Prior to surveying heavy-atom derivatives by X-ray diffraction experiments, crystals soaked in Hg reagents were found to be potential derivatives with the help of the native polyacrylamide gel electrophoresis (PAGE) method (Boggon & Shapiro, 2000 ; Fig. 2 b). In the experiment, AMDase crystals were soaked in crystallization buffers containing heavy-atom reagents at 3 mM for 2 h. The crystals were then dissolved by adding 10 mM Tris–HCl pH 8.0 buffer. Crystals treated with Hg reagents of small molecular size displayed abnormal patterns relative to native crystals and those treated with platinum reagents. The Hg reagent probably attached to the SH groups of solvent-accessible cysteine residues and the additional charge of Hg2+ resulted in retardation of mobility.
Whilst we were preparing this crystallization communication, the crystal structure of AMDase from Bordetella bronchiseptica was published (Küttner et al., 2008 ; PDB code 2vlb). The enzyme was crystallized under different conditions from those described above. Unfortunately, the active-site cysteine residue of the enzyme was covalently modified by β-ME in the sample buffer. The authors reported that incubation of the enzyme solution in the presence of β-ME for 4–5 weeks was necessary for crystallization. The differences in the crystallizations may arise from their His-tagged AMDase sample. Thus, at the present time, the structure of a modification-free active site is still unknown.

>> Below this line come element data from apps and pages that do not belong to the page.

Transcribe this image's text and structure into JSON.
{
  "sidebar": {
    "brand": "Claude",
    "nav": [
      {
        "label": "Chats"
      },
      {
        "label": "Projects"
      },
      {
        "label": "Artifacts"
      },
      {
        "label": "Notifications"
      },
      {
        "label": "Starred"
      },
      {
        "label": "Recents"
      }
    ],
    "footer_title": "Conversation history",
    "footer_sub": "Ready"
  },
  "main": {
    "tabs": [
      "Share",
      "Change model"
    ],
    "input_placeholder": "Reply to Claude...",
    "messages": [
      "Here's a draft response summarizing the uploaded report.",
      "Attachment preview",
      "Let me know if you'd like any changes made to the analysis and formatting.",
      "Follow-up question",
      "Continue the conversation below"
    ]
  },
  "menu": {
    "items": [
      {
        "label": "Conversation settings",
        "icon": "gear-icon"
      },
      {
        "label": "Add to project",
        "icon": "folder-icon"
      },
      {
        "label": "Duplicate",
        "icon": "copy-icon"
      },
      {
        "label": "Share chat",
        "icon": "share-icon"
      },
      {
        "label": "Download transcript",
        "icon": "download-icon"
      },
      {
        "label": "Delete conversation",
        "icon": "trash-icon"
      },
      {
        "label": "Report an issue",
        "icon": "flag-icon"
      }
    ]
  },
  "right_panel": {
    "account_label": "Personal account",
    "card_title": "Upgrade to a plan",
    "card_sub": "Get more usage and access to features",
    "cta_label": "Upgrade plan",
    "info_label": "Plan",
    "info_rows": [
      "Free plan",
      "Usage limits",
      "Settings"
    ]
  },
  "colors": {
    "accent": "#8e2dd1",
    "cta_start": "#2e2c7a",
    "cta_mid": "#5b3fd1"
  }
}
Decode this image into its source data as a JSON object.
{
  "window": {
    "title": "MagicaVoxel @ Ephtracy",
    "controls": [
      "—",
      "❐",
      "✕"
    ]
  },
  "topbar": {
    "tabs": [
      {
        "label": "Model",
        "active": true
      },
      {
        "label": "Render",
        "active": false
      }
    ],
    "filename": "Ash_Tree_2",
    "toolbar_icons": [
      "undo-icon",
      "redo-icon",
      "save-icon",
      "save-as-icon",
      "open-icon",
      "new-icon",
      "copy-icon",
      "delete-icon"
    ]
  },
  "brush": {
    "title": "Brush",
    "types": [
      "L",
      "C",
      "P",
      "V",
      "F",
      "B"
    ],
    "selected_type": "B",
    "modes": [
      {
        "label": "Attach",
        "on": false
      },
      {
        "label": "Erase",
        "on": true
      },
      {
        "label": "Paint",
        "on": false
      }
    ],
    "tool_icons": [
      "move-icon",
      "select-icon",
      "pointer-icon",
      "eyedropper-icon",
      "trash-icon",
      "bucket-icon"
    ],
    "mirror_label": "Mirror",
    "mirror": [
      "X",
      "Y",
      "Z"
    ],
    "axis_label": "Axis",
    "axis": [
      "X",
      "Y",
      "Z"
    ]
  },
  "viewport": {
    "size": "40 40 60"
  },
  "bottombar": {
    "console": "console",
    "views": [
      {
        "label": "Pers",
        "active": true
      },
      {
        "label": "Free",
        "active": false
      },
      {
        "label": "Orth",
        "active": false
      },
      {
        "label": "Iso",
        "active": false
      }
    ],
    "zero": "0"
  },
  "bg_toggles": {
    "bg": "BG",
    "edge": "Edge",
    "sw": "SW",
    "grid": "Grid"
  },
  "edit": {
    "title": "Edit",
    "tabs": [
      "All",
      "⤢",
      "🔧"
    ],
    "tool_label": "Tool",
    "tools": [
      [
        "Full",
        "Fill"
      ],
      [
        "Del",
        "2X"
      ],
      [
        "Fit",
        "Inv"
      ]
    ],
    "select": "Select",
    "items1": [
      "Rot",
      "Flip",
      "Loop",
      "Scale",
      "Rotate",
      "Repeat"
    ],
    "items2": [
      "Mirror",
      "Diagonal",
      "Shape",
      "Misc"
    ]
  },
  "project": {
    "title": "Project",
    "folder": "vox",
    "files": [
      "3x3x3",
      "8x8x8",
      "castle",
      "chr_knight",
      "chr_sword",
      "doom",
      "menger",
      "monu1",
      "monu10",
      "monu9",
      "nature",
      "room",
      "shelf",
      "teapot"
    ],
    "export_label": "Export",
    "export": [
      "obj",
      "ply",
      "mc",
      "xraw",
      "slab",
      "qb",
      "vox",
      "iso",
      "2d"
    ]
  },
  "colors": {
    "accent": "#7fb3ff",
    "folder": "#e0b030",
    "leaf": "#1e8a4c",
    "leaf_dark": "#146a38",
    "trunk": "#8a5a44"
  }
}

Thus, our sample preparation and crystallization conditions may have the benefit of revealing the active-site structure, as the period of crystallization was far shorter than that reported by Küttner and coworkers.
The Guinier plot (Guinier & Fournet, 1955 ) of the wild-type enzyme at a concentration of 1 mg ml−1 displayed an inflection in the very small-angle region, indicating slight aggregation (Fig. 4 ). In contrast, the plot of the mutated enzyme at the same concentration showed monodisperse characteristics (Fig. 3 ). The radius-of-gyration (R g) value of the mutated enzyme calculated by Guinier analysis (see legend of Fig. 4 ) was 18.8 ± 0.5 Å. The profile of the wild-type enzyme was closely similar to that of the mutated enzyme in the region S > 0.005 Å−1. Ignoring the inflection in the very small-angle region, the R g value of the wild-type enzyme was 18.4 ± 0.6 Å. Considering the molecular weight of AMDase and the molecular dimensions of GluR and AspR, the R g value strongly suggested that both wild-type and mutated enzymes were monomeric in solution. In addition, the forward-scattering intensities gave an apparent molecular weight of ~25 kDa for both the wild-type and mutated enzymes using bovine serum albumin (molecular weight 65 kDa) as a reference. From these results, it was concluded that the oligomeric assembly of AMDase in the crystal was induced during the crystallization process and that the molecules in the assembly are related by noncrystallographic symmetry.
This work was supported by grants-in-aid from MEXT, Japan to MN (Nos. 15076210 and 19204042). The authors thank Dr K. Ito of RIKEN Harima Institute and Mr K. Sakamoto of Keio University for their help in the scattering experiments at SPring-8.